LAST weekend’s racing took something of a back seat next to the announcement on Sunday from Aidan Coleman that he will not be returning to the saddle following a complex knee injury.

The 35-year-old suffered a fall at Worcester last June and had been battling to return ever since, undergoing several surgeries on his knee and a shattered tibia, but he has come to the conclusion that his injuries would never heal well enough to allow him to return to the saddle.

Coleman is best known for his association with crowd favourite Paisley Park, hero of the 2019 Stayers’ Hurdle and a three-time winner of both the Cleeve Hurdle and the Long Walk with Coleman on board.

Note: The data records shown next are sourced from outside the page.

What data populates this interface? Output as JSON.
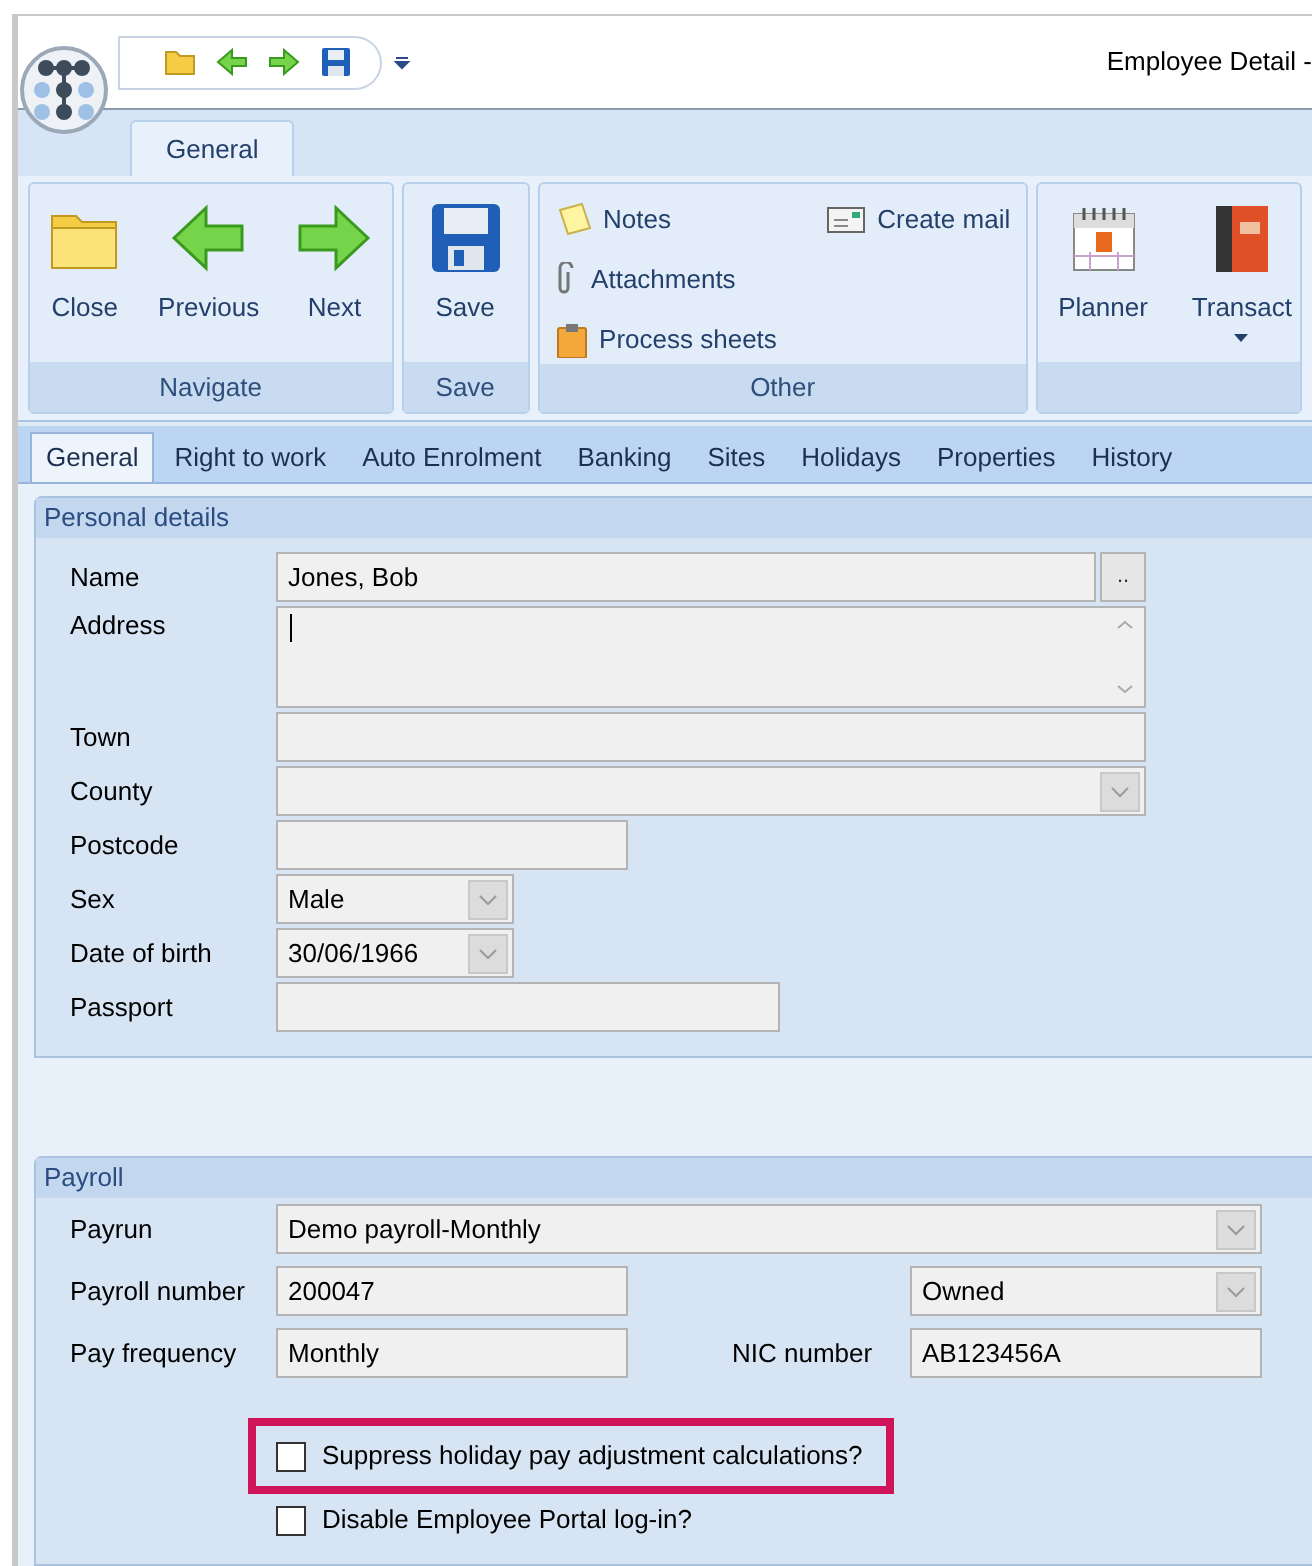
{
  "window": {
    "title": "Employee Detail -"
  },
  "ribbon": {
    "tabs": [
      {
        "label": "General",
        "selected": true
      }
    ],
    "groups": [
      {
        "label": "Navigate",
        "items": [
          "Close",
          "Previous",
          "Next"
        ]
      },
      {
        "label": "Save",
        "items": [
          "Save"
        ]
      },
      {
        "label": "Other",
        "items": [
          "Notes",
          "Attachments",
          "Process sheets",
          "Create mail"
        ]
      },
      {
        "items": [
          "Planner",
          "Transact"
        ]
      }
    ]
  },
  "tabs": [
    {
      "label": "General",
      "selected": true
    },
    {
      "label": "Right to work",
      "selected": false
    },
    {
      "label": "Auto Enrolment",
      "selected": false
    },
    {
      "label": "Banking",
      "selected": false
    },
    {
      "label": "Sites",
      "selected": false
    },
    {
      "label": "Holidays",
      "selected": false
    },
    {
      "label": "Properties",
      "selected": false
    },
    {
      "label": "History",
      "selected": false
    }
  ],
  "personal_details": {
    "title": "Personal details",
    "fields": [
      {
        "label": "Name",
        "value": "Jones, Bob",
        "button": ".."
      },
      {
        "label": "Address"
      },
      {
        "label": "Town"
      },
      {
        "label": "County"
      },
      {
        "label": "Postcode"
      },
      {
        "label": "Sex",
        "value": "Male"
      },
      {
        "label": "Date of birth",
        "value": "30/06/1966"
      },
      {
        "label": "Passport"
      }
    ]
  },
  "payroll": {
    "title": "Payroll",
    "payrun": {
      "label": "Payrun",
      "value": "Demo payroll-Monthly"
    },
    "payroll_number": {
      "label": "Payroll number",
      "value": "200047"
    },
    "ownership": {
      "value": "Owned"
    },
    "pay_frequency": {
      "label": "Pay frequency",
      "value": "Monthly"
    },
    "nic_number": {
      "label": "NIC number",
      "value": "AB123456A"
    },
    "checkboxes": [
      {
        "label": "Suppress holiday pay adjustment calculations?",
        "checked": false,
        "highlighted": true
      },
      {
        "label": "Disable Employee Portal log-in?",
        "checked": false,
        "highlighted": false
      }
    ]
  }
}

The younger brother of former jockey Kevin Coleman, he enjoyed considerable success on the pony racing circuit in Ireland before joining Henrietta Knight in Berkshire.

Household name

It was Sarah Humphrey who provided him with his first winner under rules when Tashkandi landed a lowly selling hurdle at Uttoxeter in October 2007, but his link-up with Venetia Williams made him a household name, and the Herefordshire handler gave him the vast majority of his wins in his first few seasons, including a Cheltenham Festival success with Kayf Aramis.

The best-known horse he rode for Williams was Mon Mome and the partnership finished third in the 2010 Gold Cup, but Coleman rode stable companion Stan in the 2009 Grand National, leaving the late Liam Treadwell free to ride 100/1 shot Mon Mome to immortality in that contest.

In more recent years, Coleman has teamed up to good effect with J.P. McManus and focused more on quality rather than trying to become champion jockey, for which he was widely touted.

He won four times at the top level on Jonbon and three times on Epatante in the McManus colours, while another career highlight came when riding Henry de Bromhead’s Put The Kettle On in the 2021 Champion Chase.